The Twylight Tower
The Twylight Tower is Karen Harper’s third Elizabeth I Mystery, in which she sets out to solve one of the greatest historical mysteries — the death of Amy Robsart. She reunites the mystery-solving cast of characters from the earlier novels, including Elizabeth, Dudley, Lord Cecil, Kat Ashley, Dr. John Dee, Henry Carey, and several of the Queen’s servants.
Amy Robsart is not the first character to die a mysterious death. That honour falls to the Queen’s chief lutenist, Geoffrey Hammet, literally, when he dies in a fall from the ramparts at Richmond Palace, setting in motion a mysterious chain of events.

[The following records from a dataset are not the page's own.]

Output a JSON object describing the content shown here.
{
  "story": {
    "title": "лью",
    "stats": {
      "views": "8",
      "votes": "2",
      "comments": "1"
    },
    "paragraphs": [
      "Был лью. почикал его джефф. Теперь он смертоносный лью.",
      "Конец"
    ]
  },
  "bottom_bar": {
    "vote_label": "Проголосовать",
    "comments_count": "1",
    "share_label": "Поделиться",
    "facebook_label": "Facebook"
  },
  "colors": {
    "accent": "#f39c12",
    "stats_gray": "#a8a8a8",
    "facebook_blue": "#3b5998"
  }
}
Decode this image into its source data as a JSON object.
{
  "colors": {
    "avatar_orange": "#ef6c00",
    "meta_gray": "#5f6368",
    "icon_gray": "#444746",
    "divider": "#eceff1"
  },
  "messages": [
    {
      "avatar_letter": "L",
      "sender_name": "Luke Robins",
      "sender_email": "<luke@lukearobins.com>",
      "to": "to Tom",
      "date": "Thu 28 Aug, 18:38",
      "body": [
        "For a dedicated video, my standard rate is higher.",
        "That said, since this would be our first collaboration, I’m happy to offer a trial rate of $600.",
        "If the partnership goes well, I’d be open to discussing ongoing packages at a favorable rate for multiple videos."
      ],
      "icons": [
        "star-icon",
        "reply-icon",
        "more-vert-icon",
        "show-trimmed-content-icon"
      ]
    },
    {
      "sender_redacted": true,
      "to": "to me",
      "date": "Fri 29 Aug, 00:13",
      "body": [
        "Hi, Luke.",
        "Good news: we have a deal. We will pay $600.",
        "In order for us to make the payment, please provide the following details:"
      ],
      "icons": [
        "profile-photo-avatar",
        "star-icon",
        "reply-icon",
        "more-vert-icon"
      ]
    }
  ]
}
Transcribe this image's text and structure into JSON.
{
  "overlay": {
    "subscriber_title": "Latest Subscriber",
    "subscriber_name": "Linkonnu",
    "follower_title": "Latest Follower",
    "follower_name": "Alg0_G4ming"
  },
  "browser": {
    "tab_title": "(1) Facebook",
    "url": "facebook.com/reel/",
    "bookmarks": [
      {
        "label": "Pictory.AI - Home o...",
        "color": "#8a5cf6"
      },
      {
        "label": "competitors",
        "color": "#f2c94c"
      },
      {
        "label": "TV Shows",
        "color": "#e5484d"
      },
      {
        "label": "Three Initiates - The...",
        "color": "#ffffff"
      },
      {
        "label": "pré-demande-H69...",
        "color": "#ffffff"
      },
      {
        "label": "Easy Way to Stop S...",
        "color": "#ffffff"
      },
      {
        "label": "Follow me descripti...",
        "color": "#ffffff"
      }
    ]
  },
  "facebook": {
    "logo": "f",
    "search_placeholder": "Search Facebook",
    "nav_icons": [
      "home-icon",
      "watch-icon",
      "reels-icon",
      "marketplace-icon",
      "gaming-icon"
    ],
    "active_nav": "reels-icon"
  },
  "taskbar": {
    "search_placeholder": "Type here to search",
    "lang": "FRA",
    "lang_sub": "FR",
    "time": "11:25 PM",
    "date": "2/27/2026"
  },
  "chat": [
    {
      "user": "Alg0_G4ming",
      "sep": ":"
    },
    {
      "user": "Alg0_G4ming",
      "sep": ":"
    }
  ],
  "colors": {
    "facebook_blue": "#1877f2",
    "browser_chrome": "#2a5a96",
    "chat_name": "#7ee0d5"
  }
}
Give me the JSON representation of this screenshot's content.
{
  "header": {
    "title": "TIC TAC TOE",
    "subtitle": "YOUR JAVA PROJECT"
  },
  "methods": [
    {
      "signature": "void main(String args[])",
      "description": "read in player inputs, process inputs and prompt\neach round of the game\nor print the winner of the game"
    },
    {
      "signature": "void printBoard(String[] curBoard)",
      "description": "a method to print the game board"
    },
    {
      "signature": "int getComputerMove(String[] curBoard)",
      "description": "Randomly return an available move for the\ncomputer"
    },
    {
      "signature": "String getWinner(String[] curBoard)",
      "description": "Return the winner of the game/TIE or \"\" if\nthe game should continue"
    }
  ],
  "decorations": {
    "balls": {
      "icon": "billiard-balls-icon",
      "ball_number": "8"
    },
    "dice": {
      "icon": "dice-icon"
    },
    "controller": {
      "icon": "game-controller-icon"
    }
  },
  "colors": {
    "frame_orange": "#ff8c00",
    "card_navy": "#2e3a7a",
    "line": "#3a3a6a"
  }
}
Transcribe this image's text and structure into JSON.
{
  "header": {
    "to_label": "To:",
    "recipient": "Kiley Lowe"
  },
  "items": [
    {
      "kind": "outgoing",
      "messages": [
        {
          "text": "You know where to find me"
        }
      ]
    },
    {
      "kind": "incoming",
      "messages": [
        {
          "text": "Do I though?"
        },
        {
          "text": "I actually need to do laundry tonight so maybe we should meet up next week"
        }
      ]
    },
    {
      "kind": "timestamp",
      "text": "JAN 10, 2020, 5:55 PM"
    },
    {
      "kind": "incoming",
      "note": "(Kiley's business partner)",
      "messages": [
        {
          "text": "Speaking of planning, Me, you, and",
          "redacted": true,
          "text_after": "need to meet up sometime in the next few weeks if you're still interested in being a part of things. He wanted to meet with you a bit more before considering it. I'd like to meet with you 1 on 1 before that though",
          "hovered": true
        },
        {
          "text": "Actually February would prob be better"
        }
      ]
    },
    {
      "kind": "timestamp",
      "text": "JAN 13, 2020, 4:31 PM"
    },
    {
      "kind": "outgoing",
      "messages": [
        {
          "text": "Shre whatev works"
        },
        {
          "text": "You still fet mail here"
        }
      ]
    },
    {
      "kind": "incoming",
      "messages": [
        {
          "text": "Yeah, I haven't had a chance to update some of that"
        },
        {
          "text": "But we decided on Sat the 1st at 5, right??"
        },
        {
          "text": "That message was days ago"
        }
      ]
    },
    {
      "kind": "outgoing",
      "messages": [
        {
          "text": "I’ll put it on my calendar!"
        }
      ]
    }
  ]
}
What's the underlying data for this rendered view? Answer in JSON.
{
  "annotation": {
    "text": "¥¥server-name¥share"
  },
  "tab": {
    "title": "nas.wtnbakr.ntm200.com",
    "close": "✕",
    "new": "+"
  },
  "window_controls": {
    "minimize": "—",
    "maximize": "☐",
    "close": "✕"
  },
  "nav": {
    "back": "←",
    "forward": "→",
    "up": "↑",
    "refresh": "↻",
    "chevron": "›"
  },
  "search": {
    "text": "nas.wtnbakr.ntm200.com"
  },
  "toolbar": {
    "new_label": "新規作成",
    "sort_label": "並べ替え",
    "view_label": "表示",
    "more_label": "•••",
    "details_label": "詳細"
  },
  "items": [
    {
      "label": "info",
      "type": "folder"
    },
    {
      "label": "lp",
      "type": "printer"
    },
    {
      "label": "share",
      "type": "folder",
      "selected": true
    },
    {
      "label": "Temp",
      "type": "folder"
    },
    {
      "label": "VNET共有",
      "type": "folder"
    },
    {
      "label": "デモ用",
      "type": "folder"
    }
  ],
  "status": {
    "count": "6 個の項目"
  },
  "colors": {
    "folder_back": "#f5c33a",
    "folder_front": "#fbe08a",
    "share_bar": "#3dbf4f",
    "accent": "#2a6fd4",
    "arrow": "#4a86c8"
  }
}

This book works much better as a piece of historical fiction than as a mystery. The details are plentiful, the characters true-to-the-period and the political history just right. Yet the pacing is uneven, especially at the beginning. However, once Amy Robsart tumbles down the stairs, the book takes off.
Though Elizabeth’s giggling jarred with my interpretation of her character, her yearning to be a normal woman, free to love, rang very true. Not a perfect read, but the author’s solution to the Robsart mystery makes this book worth picking it up for devotees of the Elizabethan period.